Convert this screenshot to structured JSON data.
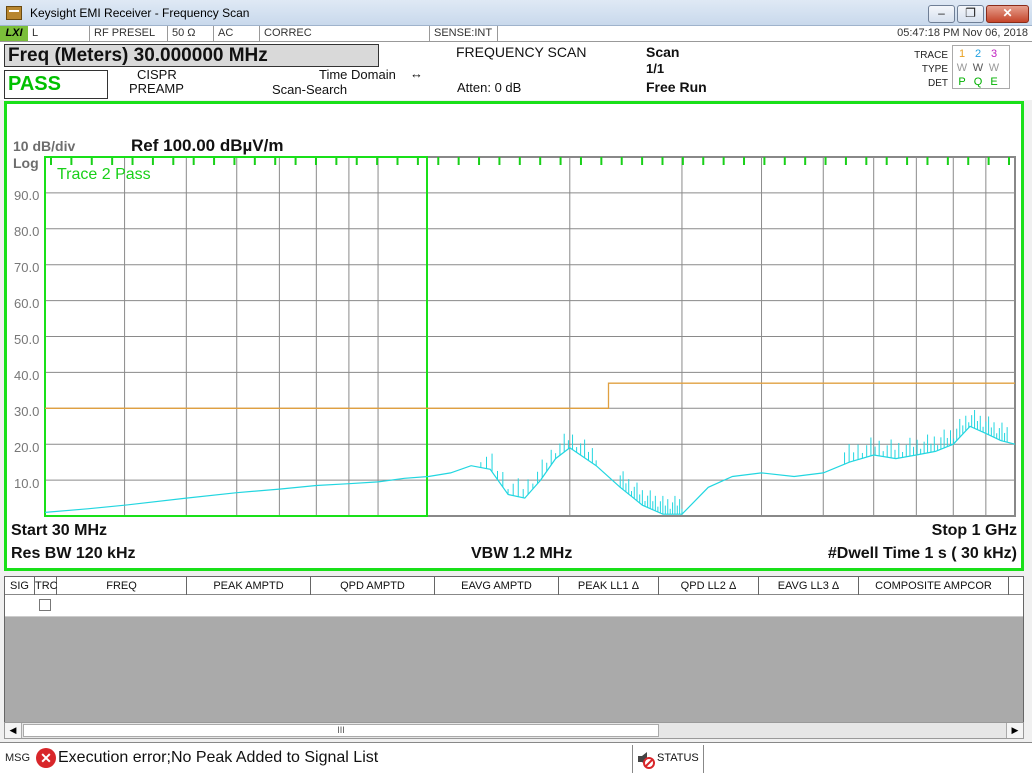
{
  "window": {
    "title": "Keysight EMI Receiver - Frequency Scan",
    "min_glyph": "–",
    "max_glyph": "❐",
    "close_glyph": "✕",
    "icon": "keysight-app-icon"
  },
  "status_strip": {
    "lxi": "LXI",
    "input": "L",
    "rf_presel": "RF PRESEL",
    "impedance": "50 Ω",
    "coupling": "AC",
    "correc": "CORREC",
    "sense": "SENSE:INT",
    "datetime": "05:47:18 PM Nov 06, 2018"
  },
  "header": {
    "freq": "Freq (Meters) 30.000000 MHz",
    "pass": "PASS",
    "cispr": "CISPR",
    "preamp": "PREAMP",
    "time_domain": "Time Domain",
    "scan_search": "Scan-Search",
    "mode": "FREQUENCY SCAN",
    "atten": "Atten: 0 dB",
    "scan": "Scan",
    "scan_count": "1/1",
    "run": "Free Run",
    "trace_label": "TRACE",
    "type_label": "TYPE",
    "det_label": "DET",
    "traces": [
      "1",
      "2",
      "3"
    ],
    "types": [
      "W",
      "W",
      "W"
    ],
    "dets": [
      "P",
      "Q",
      "E"
    ]
  },
  "plot": {
    "scale": "10 dB/div",
    "scale_type": "Log",
    "ref": "Ref 100.00 dBµV/m",
    "y_ticks": [
      "90.0",
      "80.0",
      "70.0",
      "60.0",
      "50.0",
      "40.0",
      "30.0",
      "20.0",
      "10.0"
    ],
    "trace_pass": "Trace 2 Pass",
    "start": "Start 30 MHz",
    "stop": "Stop 1 GHz",
    "rbw": "Res BW 120 kHz",
    "vbw": "VBW 1.2 MHz",
    "dwell": "#Dwell Time 1 s ( 30 kHz)"
  },
  "chart_data": {
    "type": "line",
    "x_scale": "log",
    "x_unit": "MHz",
    "xlim": [
      30,
      1000
    ],
    "ylim": [
      0,
      100
    ],
    "y_unit": "dBµV/m",
    "grid": true,
    "limit_line": [
      {
        "x": 30,
        "y": 30
      },
      {
        "x": 230,
        "y": 30
      },
      {
        "x": 230,
        "y": 37
      },
      {
        "x": 1000,
        "y": 37
      }
    ],
    "series": [
      {
        "color": "#22d6e0",
        "x": [
          30,
          35,
          40,
          50,
          60,
          70,
          80,
          90,
          100,
          110,
          120,
          130,
          140,
          150,
          160,
          170,
          180,
          190,
          200,
          220,
          240,
          260,
          280,
          300,
          330,
          360,
          400,
          450,
          500,
          550,
          600,
          650,
          700,
          750,
          800,
          850,
          900,
          950,
          1000
        ],
        "y": [
          1,
          2,
          3,
          5,
          6.5,
          7.5,
          8.5,
          9,
          9.5,
          10.5,
          11,
          12,
          14,
          13,
          6,
          5,
          10,
          16,
          19,
          14,
          8,
          3,
          0.5,
          0.5,
          8,
          11,
          12,
          11,
          12,
          15,
          17,
          16,
          17,
          18,
          20,
          25,
          23,
          21,
          20
        ]
      }
    ]
  },
  "signal_list": {
    "columns": [
      "SIG",
      "TRC",
      "FREQ",
      "PEAK AMPTD",
      "QPD AMPTD",
      "EAVG AMPTD",
      "PEAK LL1 Δ",
      "QPD LL2 Δ",
      "EAVG LL3 Δ",
      "COMPOSITE AMPCOR"
    ],
    "scroll_grip": "III"
  },
  "message": {
    "label": "MSG",
    "text": "Execution error;No Peak Added to Signal List",
    "status": "STATUS"
  },
  "colors": {
    "pass_green": "#00c000",
    "frame_green": "#19e019",
    "trace_cyan": "#22d6e0",
    "limit_orange": "#e0a040",
    "trace1": "#e8a020",
    "trace2": "#20a0e0",
    "trace3": "#c020c0"
  }
}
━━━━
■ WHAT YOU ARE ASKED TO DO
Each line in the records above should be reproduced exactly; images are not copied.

■ TASK ANSWER
Convert this screenshot to structured JSON data.
{
  "window": {
    "title": "Keysight EMI Receiver - Frequency Scan",
    "min_glyph": "–",
    "max_glyph": "❐",
    "close_glyph": "✕",
    "icon": "keysight-app-icon"
  },
  "status_strip": {
    "lxi": "LXI",
    "input": "L",
    "rf_presel": "RF PRESEL",
    "impedance": "50 Ω",
    "coupling": "AC",
    "correc": "CORREC",
    "sense": "SENSE:INT",
    "datetime": "05:47:18 PM Nov 06, 2018"
  },
  "header": {
    "freq": "Freq (Meters) 30.000000 MHz",
    "pass": "PASS",
    "cispr": "CISPR",
    "preamp": "PREAMP",
    "time_domain": "Time Domain",
    "scan_search": "Scan-Search",
    "mode": "FREQUENCY SCAN",
    "atten": "Atten: 0 dB",
    "scan": "Scan",
    "scan_count": "1/1",
    "run": "Free Run",
    "trace_label": "TRACE",
    "type_label": "TYPE",
    "det_label": "DET",
    "traces": [
      "1",
      "2",
      "3"
    ],
    "types": [
      "W",
      "W",
      "W"
    ],
    "dets": [
      "P",
      "Q",
      "E"
    ]
  },
  "plot": {
    "scale": "10 dB/div",
    "scale_type": "Log",
    "ref": "Ref 100.00 dBµV/m",
    "y_ticks": [
      "90.0",
      "80.0",
      "70.0",
      "60.0",
      "50.0",
      "40.0",
      "30.0",
      "20.0",
      "10.0"
    ],
    "trace_pass": "Trace 2 Pass",
    "start": "Start 30 MHz",
    "stop": "Stop 1 GHz",
    "rbw": "Res BW 120 kHz",
    "vbw": "VBW 1.2 MHz",
    "dwell": "#Dwell Time 1 s ( 30 kHz)"
  },
  "chart_data": {
    "type": "line",
    "x_scale": "log",
    "x_unit": "MHz",
    "xlim": [
      30,
      1000
    ],
    "ylim": [
      0,
      100
    ],
    "y_unit": "dBµV/m",
    "grid": true,
    "limit_line": [
      {
        "x": 30,
        "y": 30
      },
      {
        "x": 230,
        "y": 30
      },
      {
        "x": 230,
        "y": 37
      },
      {
        "x": 1000,
        "y": 37
      }
    ],
    "series": [
      {
        "color": "#22d6e0",
        "x": [
          30,
          35,
          40,
          50,
          60,
          70,
          80,
          90,
          100,
          110,
          120,
          130,
          140,
          150,
          160,
          170,
          180,
          190,
          200,
          220,
          240,
          260,
          280,
          300,
          330,
          360,
          400,
          450,
          500,
          550,
          600,
          650,
          700,
          750,
          800,
          850,
          900,
          950,
          1000
        ],
        "y": [
          1,
          2,
          3,
          5,
          6.5,
          7.5,
          8.5,
          9,
          9.5,
          10.5,
          11,
          12,
          14,
          13,
          6,
          5,
          10,
          16,
          19,
          14,
          8,
          3,
          0.5,
          0.5,
          8,
          11,
          12,
          11,
          12,
          15,
          17,
          16,
          17,
          18,
          20,
          25,
          23,
          21,
          20
        ]
      }
    ]
  },
  "signal_list": {
    "columns": [
      "SIG",
      "TRC",
      "FREQ",
      "PEAK AMPTD",
      "QPD AMPTD",
      "EAVG AMPTD",
      "PEAK LL1 Δ",
      "QPD LL2 Δ",
      "EAVG LL3 Δ",
      "COMPOSITE AMPCOR"
    ],
    "scroll_grip": "III"
  },
  "message": {
    "label": "MSG",
    "text": "Execution error;No Peak Added to Signal List",
    "status": "STATUS"
  },
  "colors": {
    "pass_green": "#00c000",
    "frame_green": "#19e019",
    "trace_cyan": "#22d6e0",
    "limit_orange": "#e0a040",
    "trace1": "#e8a020",
    "trace2": "#20a0e0",
    "trace3": "#c020c0"
  }
}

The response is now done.